8. The treatment of choice in an otherwise healthy 22-year-old patient with a large, sepatated splenic abscess is
A. Antibiotic therapy only
B. Antibiotics + percutaneous drainage
C. Antibiotics + partial splenectomy
D. Antibiotics + splenectomy
Abscesses of the spleen are uncommon, with an incidence of 0.14 to 0.7% based on autopsy findings. They occur more frequently in tropical locations, where they are associated with thrombosed splenic vessels and infarction in patients with sickle cell anemia. Five distinct mechanisms of splenic abscess formation have been described: (a) hematogenous infection; (b) contiguous infection; (c) hemoglobinopathy; (d) immunosuppression, including HIV infection and chemotherapy; and (e) trauma. Presentation frequently is delayed, with most patients enduring symptoms for 16 to 22 days before diagnosis. Clinical manifestations include fever, left upper quadrant pain, leukocytosis, and splenomegaly in about one third of patients. The diagnosis is confirmed by ultrasound or CT scan, which has a 95% sensitivity and specificity. Upon discovery of a splenic abscess, broad-spectrum antibiotics should be started, with adjustment to more specific therapy based on culture results and continuation of treatment for 14 days. Splenectomy is the operation of choice, but percutaneous and open drainage are options for patients who cannot tolerate splenectomy. Percutaneous drainage is successful for patients with unilocular disease. (See Schwartz 9th ed., p 1255.)
9. Patients undergoing elective splenectomy should receive vaccinations against Streptococcus pneumoniae, H. influenzae type B, and meningococcus
A. 2-4 weeks before surgery
B. The day of surgery
C. 1 week after surgery
D. 1 month after surgery
Splenectomy imparts a small (1 to 5%) but definite lifetime risk of fulminant, potentially life-threatening infection. Therefore, when elective splenectomy is planned, vaccinations against encapsulated bacteria should be given at least 2 weeks before surgery to protect against such infection. The most common bacteria to cause serious infections in asplenic hosts are Streptococcus pneumoniae, H. influenzae type B, and meningococcus. Vaccinations against these bacteria are available and should be given. If the spleen is removed emergently (e.g., for trauma), vaccinations should be given as soon as possible after surgery, with at least 1 to 2 days allowed for recovery. After splenectomy, annual influenza immunization is advisable. Splenectomized patients should be well educated regarding the potential consequences of overwhelming postsplenectomy infection and should be encouraged to maintain documentation of their own immunization status. (See Schwartz 9th ed., p 1256.)

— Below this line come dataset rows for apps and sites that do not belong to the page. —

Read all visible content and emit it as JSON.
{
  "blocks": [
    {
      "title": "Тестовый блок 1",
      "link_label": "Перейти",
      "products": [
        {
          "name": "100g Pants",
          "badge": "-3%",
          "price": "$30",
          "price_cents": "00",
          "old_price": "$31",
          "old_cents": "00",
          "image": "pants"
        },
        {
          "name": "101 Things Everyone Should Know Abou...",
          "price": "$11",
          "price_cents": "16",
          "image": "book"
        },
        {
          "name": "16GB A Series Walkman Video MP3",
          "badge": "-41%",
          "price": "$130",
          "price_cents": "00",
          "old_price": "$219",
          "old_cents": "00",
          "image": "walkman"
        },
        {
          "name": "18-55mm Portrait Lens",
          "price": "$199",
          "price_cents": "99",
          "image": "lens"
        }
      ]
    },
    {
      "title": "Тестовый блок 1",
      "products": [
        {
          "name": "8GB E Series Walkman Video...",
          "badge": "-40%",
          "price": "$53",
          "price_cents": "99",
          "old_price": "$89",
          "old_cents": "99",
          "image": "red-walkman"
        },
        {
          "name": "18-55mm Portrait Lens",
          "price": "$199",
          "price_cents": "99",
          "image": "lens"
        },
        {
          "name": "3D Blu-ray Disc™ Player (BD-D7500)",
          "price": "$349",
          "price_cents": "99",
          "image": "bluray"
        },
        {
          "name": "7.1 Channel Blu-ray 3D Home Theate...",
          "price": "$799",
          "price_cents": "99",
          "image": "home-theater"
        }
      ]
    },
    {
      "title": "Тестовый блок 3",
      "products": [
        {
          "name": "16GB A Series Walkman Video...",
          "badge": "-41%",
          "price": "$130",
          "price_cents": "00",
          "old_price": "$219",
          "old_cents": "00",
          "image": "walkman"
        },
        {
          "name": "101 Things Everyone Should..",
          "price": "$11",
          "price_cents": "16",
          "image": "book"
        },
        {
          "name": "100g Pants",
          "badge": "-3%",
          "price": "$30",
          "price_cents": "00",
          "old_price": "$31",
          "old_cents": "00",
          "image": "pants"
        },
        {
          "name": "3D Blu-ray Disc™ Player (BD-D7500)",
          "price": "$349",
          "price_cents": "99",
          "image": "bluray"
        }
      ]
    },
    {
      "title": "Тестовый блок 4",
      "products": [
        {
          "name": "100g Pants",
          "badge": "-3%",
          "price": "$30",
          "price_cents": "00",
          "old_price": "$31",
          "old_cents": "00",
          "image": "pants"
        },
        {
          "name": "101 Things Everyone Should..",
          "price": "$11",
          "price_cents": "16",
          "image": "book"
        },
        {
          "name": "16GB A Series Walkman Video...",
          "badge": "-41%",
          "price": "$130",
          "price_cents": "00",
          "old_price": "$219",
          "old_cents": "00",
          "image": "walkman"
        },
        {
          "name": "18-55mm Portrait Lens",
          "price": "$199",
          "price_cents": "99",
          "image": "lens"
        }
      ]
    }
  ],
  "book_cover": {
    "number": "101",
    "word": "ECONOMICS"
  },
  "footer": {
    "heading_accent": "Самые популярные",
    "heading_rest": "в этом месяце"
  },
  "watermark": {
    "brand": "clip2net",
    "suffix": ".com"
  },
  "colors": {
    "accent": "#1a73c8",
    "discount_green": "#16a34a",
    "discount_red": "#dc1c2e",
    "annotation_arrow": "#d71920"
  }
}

10. The most common early complication after open splenectomy is
C. Subphrenic abscess
D. Wound infection
Left lower lobe atelectasis is the most common complication after OS; pleural effusion and pneumonia also can occur. Hemorrhage can occur intraoperatively or postoperatively, presenting as subphrenic hematoma. Transfusions have become less common since the advent of LS, although the indication for operation influences the likelihood of transfusion as well. Subphrenic abscess and wound infection are among the perioperative infectious complications. (See Schwartz 9th ed., p 1260.)